====== Record extracts ======

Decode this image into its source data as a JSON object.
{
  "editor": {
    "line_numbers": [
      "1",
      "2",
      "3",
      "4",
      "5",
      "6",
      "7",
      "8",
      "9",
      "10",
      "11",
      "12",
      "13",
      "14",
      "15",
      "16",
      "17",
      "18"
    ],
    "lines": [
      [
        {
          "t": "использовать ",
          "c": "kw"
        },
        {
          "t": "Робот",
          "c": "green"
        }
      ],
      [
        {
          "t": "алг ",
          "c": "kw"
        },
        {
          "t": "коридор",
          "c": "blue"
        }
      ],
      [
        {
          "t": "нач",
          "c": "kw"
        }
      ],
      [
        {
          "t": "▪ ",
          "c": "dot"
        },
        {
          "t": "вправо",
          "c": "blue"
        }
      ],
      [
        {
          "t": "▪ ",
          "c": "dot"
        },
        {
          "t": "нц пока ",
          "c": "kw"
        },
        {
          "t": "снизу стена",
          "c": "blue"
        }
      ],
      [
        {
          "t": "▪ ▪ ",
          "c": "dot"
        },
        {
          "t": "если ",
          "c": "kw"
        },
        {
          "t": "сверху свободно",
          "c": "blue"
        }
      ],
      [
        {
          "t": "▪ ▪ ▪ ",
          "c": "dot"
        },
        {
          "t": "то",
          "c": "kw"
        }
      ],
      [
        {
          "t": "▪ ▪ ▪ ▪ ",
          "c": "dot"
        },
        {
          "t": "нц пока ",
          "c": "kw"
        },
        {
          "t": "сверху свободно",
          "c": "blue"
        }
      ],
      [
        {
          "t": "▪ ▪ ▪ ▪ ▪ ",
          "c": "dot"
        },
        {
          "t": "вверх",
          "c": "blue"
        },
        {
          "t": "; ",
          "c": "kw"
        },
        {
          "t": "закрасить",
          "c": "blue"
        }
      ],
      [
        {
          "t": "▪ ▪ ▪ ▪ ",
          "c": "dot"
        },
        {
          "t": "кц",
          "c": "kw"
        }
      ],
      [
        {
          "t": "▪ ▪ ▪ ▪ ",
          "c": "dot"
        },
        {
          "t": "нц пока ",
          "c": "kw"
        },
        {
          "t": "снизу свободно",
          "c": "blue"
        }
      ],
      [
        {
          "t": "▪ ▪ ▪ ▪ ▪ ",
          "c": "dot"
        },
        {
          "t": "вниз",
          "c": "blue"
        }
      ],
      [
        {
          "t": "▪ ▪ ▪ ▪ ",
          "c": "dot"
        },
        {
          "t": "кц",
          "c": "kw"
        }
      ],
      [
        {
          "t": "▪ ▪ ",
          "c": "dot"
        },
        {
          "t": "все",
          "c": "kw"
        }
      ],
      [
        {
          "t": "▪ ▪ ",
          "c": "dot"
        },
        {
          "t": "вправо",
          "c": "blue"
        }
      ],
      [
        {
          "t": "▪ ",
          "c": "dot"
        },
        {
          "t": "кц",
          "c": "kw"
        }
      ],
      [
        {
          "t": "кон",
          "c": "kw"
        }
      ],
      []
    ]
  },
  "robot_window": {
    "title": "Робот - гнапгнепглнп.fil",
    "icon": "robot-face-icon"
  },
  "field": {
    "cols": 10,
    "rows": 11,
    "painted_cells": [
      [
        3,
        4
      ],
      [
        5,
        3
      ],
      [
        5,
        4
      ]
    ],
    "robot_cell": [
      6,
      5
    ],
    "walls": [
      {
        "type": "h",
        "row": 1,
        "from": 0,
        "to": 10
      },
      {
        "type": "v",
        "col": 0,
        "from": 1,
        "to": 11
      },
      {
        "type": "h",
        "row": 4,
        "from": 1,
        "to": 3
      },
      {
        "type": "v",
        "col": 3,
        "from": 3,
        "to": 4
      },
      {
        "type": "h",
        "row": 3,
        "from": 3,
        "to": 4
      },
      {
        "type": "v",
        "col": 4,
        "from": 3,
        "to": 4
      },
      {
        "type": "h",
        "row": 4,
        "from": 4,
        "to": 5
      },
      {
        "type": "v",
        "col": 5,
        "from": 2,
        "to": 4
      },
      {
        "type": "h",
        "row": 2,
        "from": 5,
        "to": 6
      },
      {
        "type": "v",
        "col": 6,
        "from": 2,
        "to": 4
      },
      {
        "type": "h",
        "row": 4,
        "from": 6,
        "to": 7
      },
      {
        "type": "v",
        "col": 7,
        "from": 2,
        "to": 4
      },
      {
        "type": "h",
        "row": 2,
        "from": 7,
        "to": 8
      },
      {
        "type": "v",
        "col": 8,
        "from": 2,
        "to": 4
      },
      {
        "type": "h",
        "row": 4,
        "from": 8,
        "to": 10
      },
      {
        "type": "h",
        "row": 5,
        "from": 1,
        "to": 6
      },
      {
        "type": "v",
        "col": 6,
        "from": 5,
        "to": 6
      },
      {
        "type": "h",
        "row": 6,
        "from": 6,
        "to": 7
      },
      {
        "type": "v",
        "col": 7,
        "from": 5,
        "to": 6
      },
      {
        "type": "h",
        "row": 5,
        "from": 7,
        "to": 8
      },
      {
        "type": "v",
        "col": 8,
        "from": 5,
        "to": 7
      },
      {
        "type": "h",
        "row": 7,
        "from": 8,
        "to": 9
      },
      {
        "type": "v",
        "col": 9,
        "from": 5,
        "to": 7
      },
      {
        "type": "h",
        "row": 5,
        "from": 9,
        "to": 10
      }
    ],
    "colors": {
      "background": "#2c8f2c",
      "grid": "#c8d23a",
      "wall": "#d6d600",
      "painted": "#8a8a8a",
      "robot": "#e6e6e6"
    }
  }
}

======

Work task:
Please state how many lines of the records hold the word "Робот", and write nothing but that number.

Solution for this problem:
2